ICC pitch it right on 'poor' Nottingham strip
International Cricket Council, the Dubai-based body that runs the game across the world, often cops criticism
International Cricket Council, the Dubai-based body that runs the game across the world, often cops criticism. However, their swift action in deeming the Trent Bridge wicket that witnessed a tame end to the opening India vs England Test last week as “poor” must be commended.
Whether this quick work by the ICC can be attributed to India’s clout in world cricket, one can never say for sure. But quite clearly, the shoe is on the other foot because for years, teams have criticised the sub-continent for poor pitches and have called for venue bans.

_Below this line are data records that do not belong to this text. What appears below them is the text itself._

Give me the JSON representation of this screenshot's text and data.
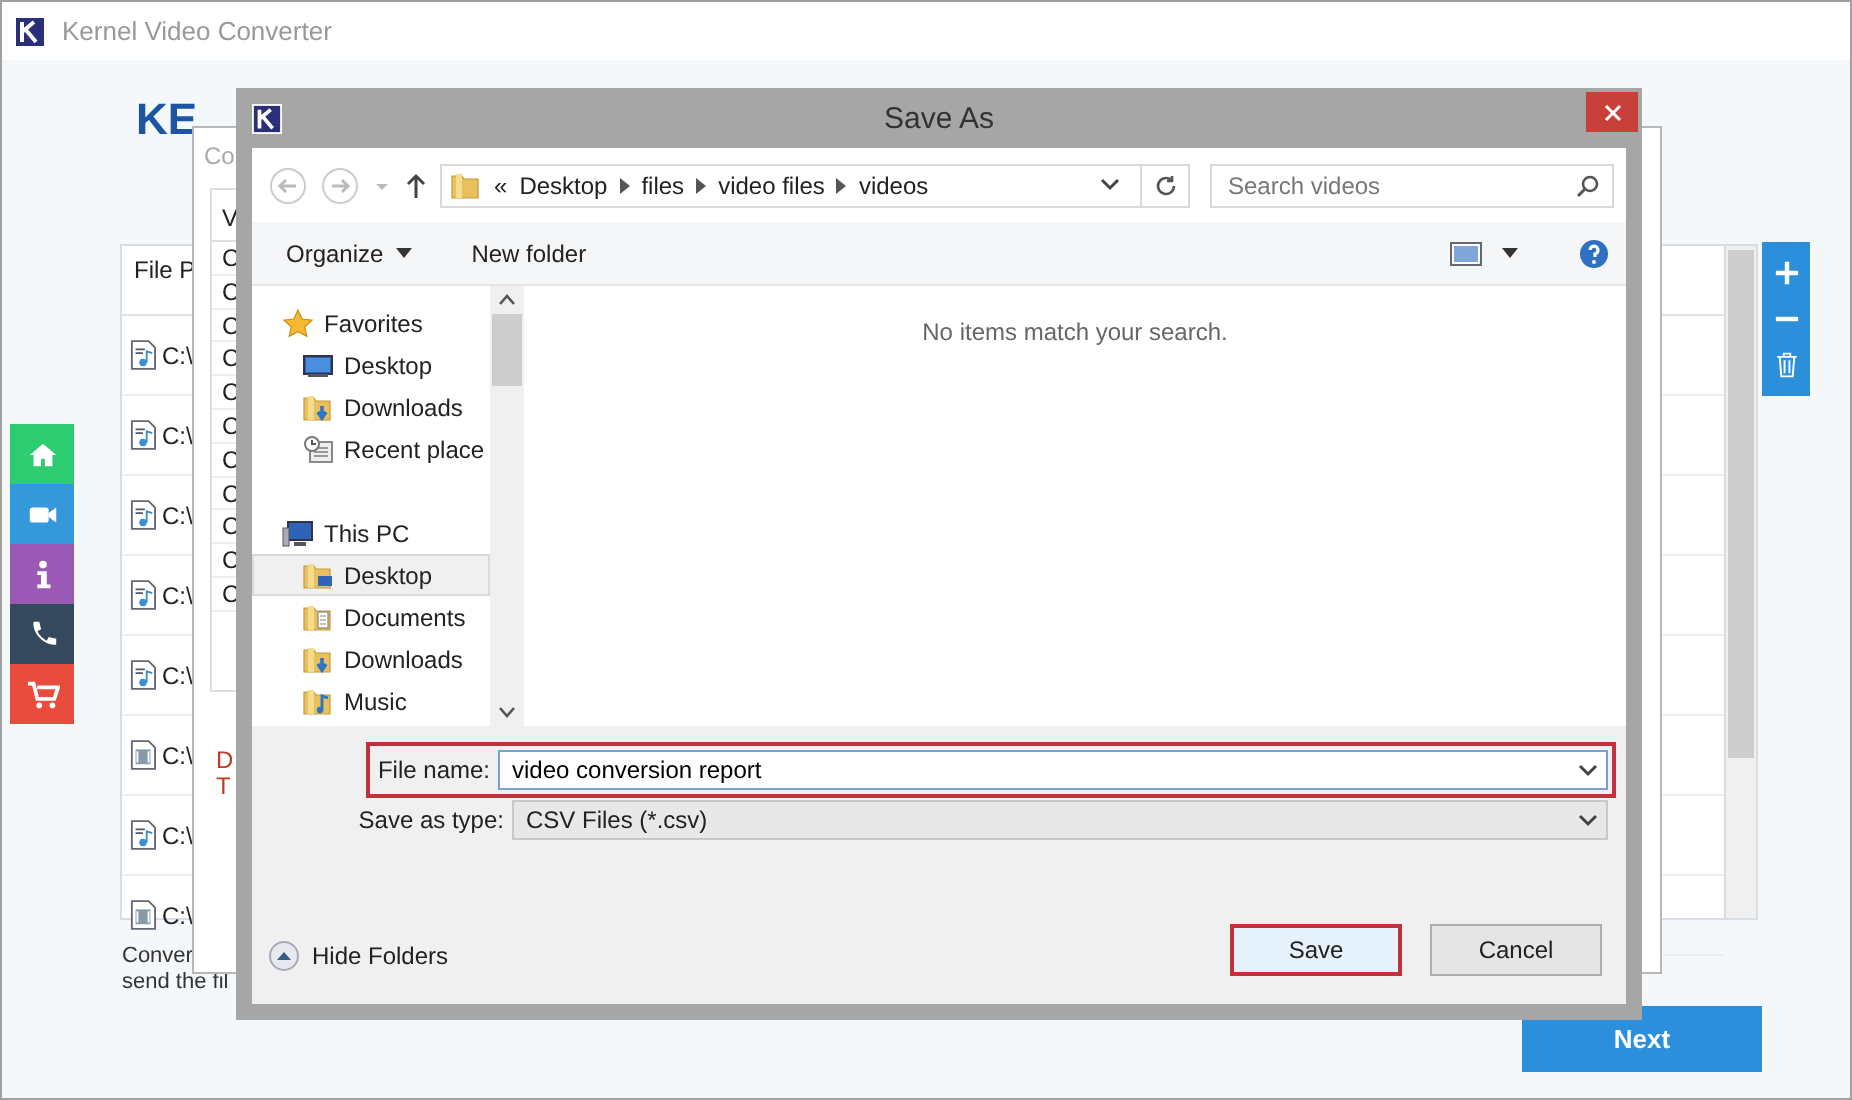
{
  "app": {
    "title": "Kernel Video Converter",
    "logo": "KE",
    "table": {
      "header": "File P",
      "rows": [
        {
          "kind": "audio",
          "text": "C:\\"
        },
        {
          "kind": "audio",
          "text": "C:\\"
        },
        {
          "kind": "audio",
          "text": "C:\\"
        },
        {
          "kind": "audio",
          "text": "C:\\"
        },
        {
          "kind": "audio",
          "text": "C:\\"
        },
        {
          "kind": "video",
          "text": "C:\\"
        },
        {
          "kind": "audio",
          "text": "C:\\"
        },
        {
          "kind": "video",
          "text": "C:\\"
        }
      ]
    },
    "footer_lines": [
      "Conver",
      "send the fil"
    ],
    "sidebar": [
      {
        "kind": "home",
        "color": "#2ecc71"
      },
      {
        "kind": "video",
        "color": "#3498db"
      },
      {
        "kind": "info",
        "color": "#9b59b6"
      },
      {
        "kind": "phone",
        "color": "#34495e"
      },
      {
        "kind": "cart",
        "color": "#e74c3c"
      }
    ],
    "toolbar": [
      {
        "kind": "add"
      },
      {
        "kind": "remove"
      },
      {
        "kind": "delete"
      }
    ],
    "next_button": "Next"
  },
  "background_window": {
    "title": "Co",
    "header": "V",
    "rows": [
      "C",
      "C",
      "C",
      "C",
      "C",
      "C",
      "C",
      "C",
      "C",
      "C",
      "C"
    ],
    "note_lines": [
      "D",
      "T"
    ]
  },
  "dialog": {
    "title": "Save As",
    "breadcrumb": {
      "overflow": "«",
      "parts": [
        "Desktop",
        "files",
        "video files",
        "videos"
      ]
    },
    "search": {
      "placeholder": "Search videos"
    },
    "commands": {
      "organize": "Organize",
      "new_folder": "New folder"
    },
    "navigation": [
      {
        "label": "Favorites",
        "kind": "favorites",
        "selected": false,
        "children": [
          {
            "label": "Desktop",
            "kind": "desktop",
            "selected": false
          },
          {
            "label": "Downloads",
            "kind": "downloads",
            "selected": false
          },
          {
            "label": "Recent place",
            "kind": "recent",
            "selected": false
          }
        ]
      },
      {
        "label": "This PC",
        "kind": "pc",
        "selected": false,
        "children": [
          {
            "label": "Desktop",
            "kind": "desktop-folder",
            "selected": true
          },
          {
            "label": "Documents",
            "kind": "documents",
            "selected": false
          },
          {
            "label": "Downloads",
            "kind": "downloads",
            "selected": false
          },
          {
            "label": "Music",
            "kind": "music",
            "selected": false
          }
        ]
      }
    ],
    "empty_message": "No items match your search.",
    "file_name": {
      "label": "File name:",
      "value": "video conversion report",
      "highlighted": true
    },
    "save_as_type": {
      "label": "Save as type:",
      "value": "CSV Files (*.csv)"
    },
    "hide_folders": "Hide Folders",
    "buttons": [
      {
        "label": "Save",
        "highlighted": true
      },
      {
        "label": "Cancel",
        "highlighted": false
      }
    ]
  }
}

Trent Bridge suffers the ignominy of being the first international pitch in the United Kingdom to get a “poor” rating ever since ICC initiated a process for grading pitches in 2010.
Test cricket is facing its biggest threat from the shorter forms of the game and if the oldest form of cricket has to see bigger crowds, sporting pitches must be on offer in every Test. Trent Bridge witnessed only 29 wickets and as many as 1,344 runs.
Doubtless, the England and Wales Cricket Board (ECB) has a lot to justify to the ICC through the hosts Nottinghamshire County Cricket Club. To Indian cricket followers, the Test strip was a shocker considering Trent Bridge has been known for its lively wickets.
In 2011, MS Dhoni’s men bowled out England for 221 on the first day before they lost their grip on the game to be defeated by 319 runs. A verdict on the punishment will be reached only after the ECB respond to the ICC. Until then, curator Steve Birks will continue to be supported by his employers.
Nottinghamshire’s chief executive Lisa Pursehouse recently emphasised: “The role of a Test Match Venue groundsman is fraught with immense pressure and variable factors and we are blessed to have one of the very best in Steve Birks.”
Hopefully, the “immense pressure” the official refers to is only about Birks’ stress levels and not about pressure from administrative forces to produce a batsman-friendly track.